Q&A with 2021 MacArthur Fellow Daniel Alarcón | Columbia Journalism School
Daniel Alarcon smiling outdoors

Q&A with 2021 MacArthur Fellow Daniel Alarcón

What was your reaction when you got the news that you were named to the fellowship?

I was floored. The whole thing seemed so beautifully absurd to me that I couldn't speak for a few minutes. I think I was overcome by nervous laughter, and I had to sit down just to process the news. 

This work that you do crosses so many boundaries — geographically, linguistically and even across media platforms. How do you describe the intention or purpose of your storytelling, whether it is through radio or fiction? 

My first loyalty is to the idea of a good story, the kind of piece you stay up reading or miss your stop on the train listening to. I strive for this in my fiction and in my reporting, in print or in audio, in English or Spanish. If a piece of work isn't compelling at that very basic level, then your other intentions, noble though they may be, don't matter all that much. Beyond that, my work has really been about trying to understand Latin America and U.S. Latino communities at a really deep and human level.
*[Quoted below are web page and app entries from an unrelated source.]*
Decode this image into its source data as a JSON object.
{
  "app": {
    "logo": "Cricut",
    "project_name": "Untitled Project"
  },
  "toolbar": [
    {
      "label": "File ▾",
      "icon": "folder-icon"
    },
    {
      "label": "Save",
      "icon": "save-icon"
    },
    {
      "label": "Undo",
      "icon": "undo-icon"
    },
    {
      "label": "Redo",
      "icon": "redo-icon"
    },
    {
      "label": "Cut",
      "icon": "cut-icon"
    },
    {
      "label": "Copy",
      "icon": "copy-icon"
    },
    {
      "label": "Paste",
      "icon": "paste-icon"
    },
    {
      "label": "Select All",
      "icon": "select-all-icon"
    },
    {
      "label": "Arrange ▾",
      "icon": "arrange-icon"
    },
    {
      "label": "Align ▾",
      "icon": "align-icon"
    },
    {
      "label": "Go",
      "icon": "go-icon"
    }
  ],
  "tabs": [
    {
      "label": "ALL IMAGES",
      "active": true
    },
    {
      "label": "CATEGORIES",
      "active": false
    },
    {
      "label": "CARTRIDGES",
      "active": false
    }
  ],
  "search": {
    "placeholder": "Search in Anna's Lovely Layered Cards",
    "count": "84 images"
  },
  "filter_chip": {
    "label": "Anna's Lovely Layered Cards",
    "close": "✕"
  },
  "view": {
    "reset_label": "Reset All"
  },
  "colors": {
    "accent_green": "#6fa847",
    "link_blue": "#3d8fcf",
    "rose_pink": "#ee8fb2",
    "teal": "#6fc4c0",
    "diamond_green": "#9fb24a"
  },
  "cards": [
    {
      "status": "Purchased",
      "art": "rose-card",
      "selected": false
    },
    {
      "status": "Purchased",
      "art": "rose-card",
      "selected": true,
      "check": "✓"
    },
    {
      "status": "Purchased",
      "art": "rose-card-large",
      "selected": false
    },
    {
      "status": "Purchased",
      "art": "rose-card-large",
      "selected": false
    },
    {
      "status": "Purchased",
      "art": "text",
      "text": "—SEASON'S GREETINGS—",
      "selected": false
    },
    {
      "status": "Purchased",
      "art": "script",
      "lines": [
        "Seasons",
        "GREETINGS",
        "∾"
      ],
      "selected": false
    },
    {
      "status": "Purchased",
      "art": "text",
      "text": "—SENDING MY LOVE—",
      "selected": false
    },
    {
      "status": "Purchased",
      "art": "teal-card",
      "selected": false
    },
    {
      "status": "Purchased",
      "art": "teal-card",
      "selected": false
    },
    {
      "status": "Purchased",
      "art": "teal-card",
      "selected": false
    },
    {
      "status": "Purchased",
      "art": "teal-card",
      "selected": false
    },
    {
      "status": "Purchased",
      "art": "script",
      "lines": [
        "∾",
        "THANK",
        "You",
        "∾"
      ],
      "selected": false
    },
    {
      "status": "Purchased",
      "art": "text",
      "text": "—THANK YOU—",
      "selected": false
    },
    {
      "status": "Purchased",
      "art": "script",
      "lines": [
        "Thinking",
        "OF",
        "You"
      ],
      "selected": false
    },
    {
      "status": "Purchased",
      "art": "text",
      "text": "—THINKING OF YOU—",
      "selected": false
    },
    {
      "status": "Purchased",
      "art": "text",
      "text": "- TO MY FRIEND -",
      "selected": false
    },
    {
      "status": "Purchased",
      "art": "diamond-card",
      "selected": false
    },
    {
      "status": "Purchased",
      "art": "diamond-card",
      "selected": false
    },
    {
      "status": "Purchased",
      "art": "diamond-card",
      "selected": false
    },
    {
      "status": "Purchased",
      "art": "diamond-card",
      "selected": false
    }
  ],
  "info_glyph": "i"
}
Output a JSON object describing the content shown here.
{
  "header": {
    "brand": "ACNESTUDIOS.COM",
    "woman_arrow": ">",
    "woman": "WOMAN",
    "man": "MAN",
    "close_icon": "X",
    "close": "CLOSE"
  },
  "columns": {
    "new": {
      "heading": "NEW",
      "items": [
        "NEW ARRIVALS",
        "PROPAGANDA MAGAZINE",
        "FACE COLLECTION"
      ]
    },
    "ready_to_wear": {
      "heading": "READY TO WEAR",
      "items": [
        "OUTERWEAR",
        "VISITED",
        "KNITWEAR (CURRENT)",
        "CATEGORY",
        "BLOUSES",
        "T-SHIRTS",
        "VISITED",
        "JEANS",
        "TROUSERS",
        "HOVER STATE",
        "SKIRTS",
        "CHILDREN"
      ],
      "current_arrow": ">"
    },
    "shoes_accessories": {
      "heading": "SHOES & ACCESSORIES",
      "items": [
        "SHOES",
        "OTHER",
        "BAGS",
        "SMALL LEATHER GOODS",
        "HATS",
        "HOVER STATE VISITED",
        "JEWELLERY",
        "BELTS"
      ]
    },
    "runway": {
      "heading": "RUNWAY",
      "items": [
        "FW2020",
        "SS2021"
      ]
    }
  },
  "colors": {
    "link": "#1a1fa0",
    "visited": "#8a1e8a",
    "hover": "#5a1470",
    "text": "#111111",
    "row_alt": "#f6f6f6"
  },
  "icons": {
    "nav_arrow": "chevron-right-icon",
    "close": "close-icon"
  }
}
There are big political stories that take up so much space, but at the street level, often seem divorced from the daily lived reality of individuals and families and communities. That's what really interests me. How do people make sense of their place in the world? And how do those conclusions drive the decisions they make about their lives and their futures?

The expansion of Radio Ambulante to include El Hilo and the Lupa app really showed how much further and deeper this type of storytelling could go and how vital Latin America is to listeners around the world. What do you hope this success will do for our industry and for future journalists and audiences? 

I'd like to see more Latinx representation in the media, and specifically more BIPOC people in positions of editorial power, making decisions about what stories get told, which cut through the noise and reach audiences that need them. It's important, and to be clear, I don't see this as simply a matter of fairness and equity. It's about doing our job well. If we want a media that reports accurately and fairly on an increasingly diverse nation, then representation is vital.